Poison, Drowning, Claw, Or Knife. So Many Ways To Take A Life. If you don’t follow the rules tonight, you won’t live to see tomorrow. Trick ‘r Treat! I guess this is a movie about the underdog or outcast getting revenge on Halloween, making it a horror movie. I think the movie has some gaps in the story line which makes the movie unrealistic and therefore takes away from the scare factor. The scary scenes are really just quick flashes that don’t give the viewer a chance to re
There are good reasons to be afraid of the dark. If you love being scared, it’ll be the night of your life. Fright Night! This was my first time watching this classic. There were some bothersome aspects, mostly the friend Ed’s character. Is he a bully or does he get bullied? Still not sure on that one. But overall the story is a timeless tale of terror; every child’s worse fear. The use of practical effects is remarkable and missing from today’s cinema. Specifically, the wolf
Day 26: The scariest comedy of all time! Young Frankenstein. Young Frankenstein is a movie I will watch year after year. The jokes are obvious and silly but the pacing is excellent and I never feel like I miss out the punchline. But what amazes me here is the actual attention to detail placed on delivering a product that feels like it I was made way back when. The staging shots are all done in a similar slow pan and the lighting tricks are simple but work well with the black
Day 25: Every family tree hides a secret… Hereditary. This movie is a cinema masterpiece as far as combining great special effects with a believable horror storyline. There are very subtle special effects that are just done perfectly. The build up of mystery and suspense is really good. The characters evolve with the story line really well with great acting. The last 20-30 minutes of the movie pull everything together and really make the movie worthwhile. I felt like the movi
Day 21: Look closely at your neighbour … Trust no-one… Man is The Warmest Place to Hide. John Carpenter’s, The Thing I remember my dad always watching this movie when I was younger and never really getting into it but watching it now that I am older I can really appreciate it. Some of the movie is slow, but it builds the suspense throughout the movie. The movie keeps you guessing which makes it interesting. Some of the special effects could have been done better but some were
Day 20: “Take car. Go to Mum’s. Kill Phil. Grab Liz. Go to the Winchester. Have a nice cold pint, and wait for all of this to blow over. Yeah, boyyyeee!” Today we share our thoughts on Shaun of the Dead. One of my all time favorite movies… or is it spelled favourite? Either way, the British humor is second to none in this zombie apocalypse comedy. From lighter takes on otherwise-dire situations, it really captivates you as a viewer and still manages to keep a serious tone. Mo

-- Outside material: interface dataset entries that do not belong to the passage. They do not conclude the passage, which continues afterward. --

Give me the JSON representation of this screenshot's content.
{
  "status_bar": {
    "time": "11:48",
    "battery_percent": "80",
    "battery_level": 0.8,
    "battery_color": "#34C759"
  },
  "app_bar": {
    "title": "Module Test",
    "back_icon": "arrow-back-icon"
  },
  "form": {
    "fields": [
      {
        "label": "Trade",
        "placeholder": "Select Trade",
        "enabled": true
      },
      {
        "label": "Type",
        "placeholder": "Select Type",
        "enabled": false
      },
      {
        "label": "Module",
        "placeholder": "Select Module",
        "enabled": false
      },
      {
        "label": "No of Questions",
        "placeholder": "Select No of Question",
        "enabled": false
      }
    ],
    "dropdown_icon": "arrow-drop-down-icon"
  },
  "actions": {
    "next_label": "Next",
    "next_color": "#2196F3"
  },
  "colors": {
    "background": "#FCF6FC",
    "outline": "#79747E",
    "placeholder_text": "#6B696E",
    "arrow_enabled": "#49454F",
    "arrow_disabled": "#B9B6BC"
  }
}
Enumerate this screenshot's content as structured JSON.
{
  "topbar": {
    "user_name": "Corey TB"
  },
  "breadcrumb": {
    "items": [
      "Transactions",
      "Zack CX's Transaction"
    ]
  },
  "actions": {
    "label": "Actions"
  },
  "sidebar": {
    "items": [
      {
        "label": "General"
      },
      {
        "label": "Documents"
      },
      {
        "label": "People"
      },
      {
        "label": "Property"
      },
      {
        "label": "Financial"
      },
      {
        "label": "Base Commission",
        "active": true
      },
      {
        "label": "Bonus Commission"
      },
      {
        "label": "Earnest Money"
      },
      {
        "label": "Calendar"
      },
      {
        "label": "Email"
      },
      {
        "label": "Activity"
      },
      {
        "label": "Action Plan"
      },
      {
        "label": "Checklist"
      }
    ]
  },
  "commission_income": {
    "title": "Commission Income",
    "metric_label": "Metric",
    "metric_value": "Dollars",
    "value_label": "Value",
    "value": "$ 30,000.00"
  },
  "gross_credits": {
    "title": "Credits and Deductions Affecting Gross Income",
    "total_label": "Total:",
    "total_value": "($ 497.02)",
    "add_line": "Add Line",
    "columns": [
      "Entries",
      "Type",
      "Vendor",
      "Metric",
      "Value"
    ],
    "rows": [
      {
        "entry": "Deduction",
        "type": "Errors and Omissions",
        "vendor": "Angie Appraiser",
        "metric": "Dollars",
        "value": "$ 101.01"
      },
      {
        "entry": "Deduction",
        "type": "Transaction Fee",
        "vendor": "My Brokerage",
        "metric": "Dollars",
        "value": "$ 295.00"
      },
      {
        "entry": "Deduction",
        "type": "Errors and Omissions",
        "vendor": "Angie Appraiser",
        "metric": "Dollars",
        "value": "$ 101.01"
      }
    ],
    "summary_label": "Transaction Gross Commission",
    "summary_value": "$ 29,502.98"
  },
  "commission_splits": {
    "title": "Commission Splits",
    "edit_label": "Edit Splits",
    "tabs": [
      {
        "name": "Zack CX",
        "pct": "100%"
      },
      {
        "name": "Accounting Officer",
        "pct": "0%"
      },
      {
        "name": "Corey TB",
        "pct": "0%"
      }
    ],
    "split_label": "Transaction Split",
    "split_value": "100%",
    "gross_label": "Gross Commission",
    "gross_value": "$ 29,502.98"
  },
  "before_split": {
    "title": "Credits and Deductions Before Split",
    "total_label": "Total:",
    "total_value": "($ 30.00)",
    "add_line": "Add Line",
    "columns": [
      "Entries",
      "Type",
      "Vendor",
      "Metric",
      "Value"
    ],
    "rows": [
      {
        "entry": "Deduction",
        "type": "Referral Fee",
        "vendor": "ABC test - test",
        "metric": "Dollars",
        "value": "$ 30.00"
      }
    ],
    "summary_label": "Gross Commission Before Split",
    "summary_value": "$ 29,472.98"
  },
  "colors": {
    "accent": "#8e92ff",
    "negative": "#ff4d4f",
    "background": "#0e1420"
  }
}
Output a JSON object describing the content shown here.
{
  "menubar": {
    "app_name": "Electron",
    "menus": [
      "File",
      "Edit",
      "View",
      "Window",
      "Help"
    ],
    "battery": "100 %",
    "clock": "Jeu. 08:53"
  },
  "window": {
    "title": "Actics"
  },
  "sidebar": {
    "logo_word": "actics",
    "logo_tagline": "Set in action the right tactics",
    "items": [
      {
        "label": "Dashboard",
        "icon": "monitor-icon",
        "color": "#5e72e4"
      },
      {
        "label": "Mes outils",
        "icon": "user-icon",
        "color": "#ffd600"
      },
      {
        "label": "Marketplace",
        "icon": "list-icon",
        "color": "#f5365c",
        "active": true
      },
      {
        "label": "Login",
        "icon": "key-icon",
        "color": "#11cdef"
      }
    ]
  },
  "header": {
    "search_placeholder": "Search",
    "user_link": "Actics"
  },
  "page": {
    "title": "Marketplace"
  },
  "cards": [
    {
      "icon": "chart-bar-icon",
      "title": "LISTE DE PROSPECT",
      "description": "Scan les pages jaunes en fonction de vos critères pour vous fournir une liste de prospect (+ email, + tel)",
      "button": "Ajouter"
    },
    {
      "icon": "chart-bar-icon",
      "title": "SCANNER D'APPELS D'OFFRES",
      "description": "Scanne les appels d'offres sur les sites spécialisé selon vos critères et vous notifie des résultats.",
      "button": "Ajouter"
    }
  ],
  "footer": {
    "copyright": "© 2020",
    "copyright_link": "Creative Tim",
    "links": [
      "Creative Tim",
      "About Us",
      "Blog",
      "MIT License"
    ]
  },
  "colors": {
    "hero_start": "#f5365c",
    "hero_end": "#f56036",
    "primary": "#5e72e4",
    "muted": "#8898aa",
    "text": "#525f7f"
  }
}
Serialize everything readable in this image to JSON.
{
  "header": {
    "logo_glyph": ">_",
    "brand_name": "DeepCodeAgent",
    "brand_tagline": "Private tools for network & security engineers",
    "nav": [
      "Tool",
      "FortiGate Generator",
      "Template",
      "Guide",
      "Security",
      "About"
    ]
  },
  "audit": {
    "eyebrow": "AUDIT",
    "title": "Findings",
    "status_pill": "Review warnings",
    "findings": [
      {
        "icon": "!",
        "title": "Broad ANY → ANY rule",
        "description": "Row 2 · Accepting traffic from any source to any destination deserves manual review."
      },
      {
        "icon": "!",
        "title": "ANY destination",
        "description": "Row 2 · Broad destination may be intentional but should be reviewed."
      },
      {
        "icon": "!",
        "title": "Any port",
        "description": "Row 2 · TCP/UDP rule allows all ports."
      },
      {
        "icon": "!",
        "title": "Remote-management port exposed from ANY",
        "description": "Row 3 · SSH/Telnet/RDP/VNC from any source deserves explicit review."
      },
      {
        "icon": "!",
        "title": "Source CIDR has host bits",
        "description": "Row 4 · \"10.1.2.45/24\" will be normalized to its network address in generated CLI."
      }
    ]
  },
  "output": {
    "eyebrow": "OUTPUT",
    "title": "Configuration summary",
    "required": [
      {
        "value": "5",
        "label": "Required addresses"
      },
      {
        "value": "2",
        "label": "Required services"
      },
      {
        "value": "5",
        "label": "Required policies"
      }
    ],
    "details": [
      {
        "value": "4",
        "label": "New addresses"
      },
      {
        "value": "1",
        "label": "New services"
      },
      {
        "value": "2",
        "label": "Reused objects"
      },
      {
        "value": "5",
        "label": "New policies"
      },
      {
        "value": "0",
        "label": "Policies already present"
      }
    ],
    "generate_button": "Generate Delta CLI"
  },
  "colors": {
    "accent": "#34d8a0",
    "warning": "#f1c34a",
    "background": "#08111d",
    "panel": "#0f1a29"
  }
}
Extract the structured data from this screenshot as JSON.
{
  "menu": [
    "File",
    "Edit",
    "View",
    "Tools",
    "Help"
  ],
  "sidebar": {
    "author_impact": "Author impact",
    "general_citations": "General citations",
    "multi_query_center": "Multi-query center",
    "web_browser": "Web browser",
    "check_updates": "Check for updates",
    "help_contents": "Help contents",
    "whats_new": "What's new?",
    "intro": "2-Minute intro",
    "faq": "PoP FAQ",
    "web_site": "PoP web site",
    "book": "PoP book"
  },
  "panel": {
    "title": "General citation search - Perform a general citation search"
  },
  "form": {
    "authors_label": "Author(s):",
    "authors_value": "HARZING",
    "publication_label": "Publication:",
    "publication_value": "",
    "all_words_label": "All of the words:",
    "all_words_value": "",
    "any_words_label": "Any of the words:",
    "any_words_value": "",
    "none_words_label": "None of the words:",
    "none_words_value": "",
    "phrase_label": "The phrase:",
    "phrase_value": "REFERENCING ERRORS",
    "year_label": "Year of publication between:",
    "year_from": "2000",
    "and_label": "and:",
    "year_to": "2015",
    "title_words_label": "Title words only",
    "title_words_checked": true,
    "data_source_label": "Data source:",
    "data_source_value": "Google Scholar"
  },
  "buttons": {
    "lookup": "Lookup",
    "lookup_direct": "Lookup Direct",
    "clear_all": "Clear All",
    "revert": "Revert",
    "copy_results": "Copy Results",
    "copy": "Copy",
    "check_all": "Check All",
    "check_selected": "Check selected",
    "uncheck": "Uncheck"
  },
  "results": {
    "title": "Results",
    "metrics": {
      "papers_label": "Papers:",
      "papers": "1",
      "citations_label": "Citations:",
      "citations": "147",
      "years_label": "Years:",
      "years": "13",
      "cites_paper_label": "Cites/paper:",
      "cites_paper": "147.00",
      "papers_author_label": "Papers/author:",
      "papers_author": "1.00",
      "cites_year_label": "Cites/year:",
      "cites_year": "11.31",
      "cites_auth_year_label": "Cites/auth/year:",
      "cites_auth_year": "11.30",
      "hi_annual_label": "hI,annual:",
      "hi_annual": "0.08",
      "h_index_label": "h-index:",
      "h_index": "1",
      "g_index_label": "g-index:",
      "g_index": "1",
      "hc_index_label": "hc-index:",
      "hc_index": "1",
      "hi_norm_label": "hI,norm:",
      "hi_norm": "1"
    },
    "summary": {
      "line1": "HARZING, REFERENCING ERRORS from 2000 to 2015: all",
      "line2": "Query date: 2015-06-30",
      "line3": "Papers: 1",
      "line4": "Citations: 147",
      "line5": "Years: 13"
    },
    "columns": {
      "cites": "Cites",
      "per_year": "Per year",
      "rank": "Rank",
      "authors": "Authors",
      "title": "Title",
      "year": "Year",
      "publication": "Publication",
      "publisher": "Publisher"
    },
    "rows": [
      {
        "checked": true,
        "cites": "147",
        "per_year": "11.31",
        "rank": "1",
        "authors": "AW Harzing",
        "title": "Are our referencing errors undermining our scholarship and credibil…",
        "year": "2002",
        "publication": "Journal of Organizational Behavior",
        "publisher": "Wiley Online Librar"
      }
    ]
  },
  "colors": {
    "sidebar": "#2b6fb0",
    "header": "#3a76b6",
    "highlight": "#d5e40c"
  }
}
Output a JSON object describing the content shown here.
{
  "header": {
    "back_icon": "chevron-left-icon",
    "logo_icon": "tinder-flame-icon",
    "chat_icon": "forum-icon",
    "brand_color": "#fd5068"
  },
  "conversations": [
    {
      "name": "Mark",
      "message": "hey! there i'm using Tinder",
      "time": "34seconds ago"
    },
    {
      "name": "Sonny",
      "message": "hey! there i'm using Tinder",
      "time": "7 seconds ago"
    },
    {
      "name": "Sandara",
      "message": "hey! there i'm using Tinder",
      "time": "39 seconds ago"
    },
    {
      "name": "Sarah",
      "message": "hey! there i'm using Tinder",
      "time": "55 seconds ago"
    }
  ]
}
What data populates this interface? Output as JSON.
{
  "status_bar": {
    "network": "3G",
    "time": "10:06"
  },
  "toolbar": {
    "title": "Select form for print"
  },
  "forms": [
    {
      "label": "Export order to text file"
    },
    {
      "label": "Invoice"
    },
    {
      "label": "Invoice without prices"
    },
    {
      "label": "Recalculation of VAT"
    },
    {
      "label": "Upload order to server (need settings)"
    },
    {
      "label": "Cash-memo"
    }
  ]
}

Day 19: Where there is imagination, there is darkness and from within that darkness lurks a being of unfathomable terror … close to home. If it’s in a word. Or it’s in a look. You can’t get rid of … The Babadook I don’t have anything negative to say about The Babadook. I absolutely loved it. It’s dreary and tense from the start with little rest throughout. The creature’s design is unnerving but he is kept just enough in the dark that I was inescapably drawn to him. The mother
Day 18: A new dimension in evil; There is a hell – This is worse. The Void. The Void is not perfect though it does deserve at least one viewing. The acting is just okay across the board with a relational subplot that’s been done plenty of times before. Where it shines is the practical effects. Almost every creature and set piece look handmade and I couldn’t help but feel nostalgic to horror movies of yesteryear when that was all they had. Each layer down the shift in atmosphe